> [Assigned task]:
Would you print the records below without changing anything?

- - -

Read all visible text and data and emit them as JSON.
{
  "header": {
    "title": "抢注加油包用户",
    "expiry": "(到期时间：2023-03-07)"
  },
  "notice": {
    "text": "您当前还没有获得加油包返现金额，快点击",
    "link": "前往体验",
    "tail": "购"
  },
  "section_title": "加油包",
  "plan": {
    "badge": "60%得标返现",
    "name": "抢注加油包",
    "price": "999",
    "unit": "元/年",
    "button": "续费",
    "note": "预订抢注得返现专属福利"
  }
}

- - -

> [Answer area]:
Read all visible text and data and emit them as JSON.
{
  "header": {
    "title": "抢注加油包用户",
    "expiry": "(到期时间：2023-03-07)"
  },
  "notice": {
    "text": "您当前还没有获得加油包返现金额，快点击",
    "link": "前往体验",
    "tail": "购"
  },
  "section_title": "加油包",
  "plan": {
    "badge": "60%得标返现",
    "name": "抢注加油包",
    "price": "999",
    "unit": "元/年",
    "button": "续费",
    "note": "预订抢注得返现专属福利"
  }
}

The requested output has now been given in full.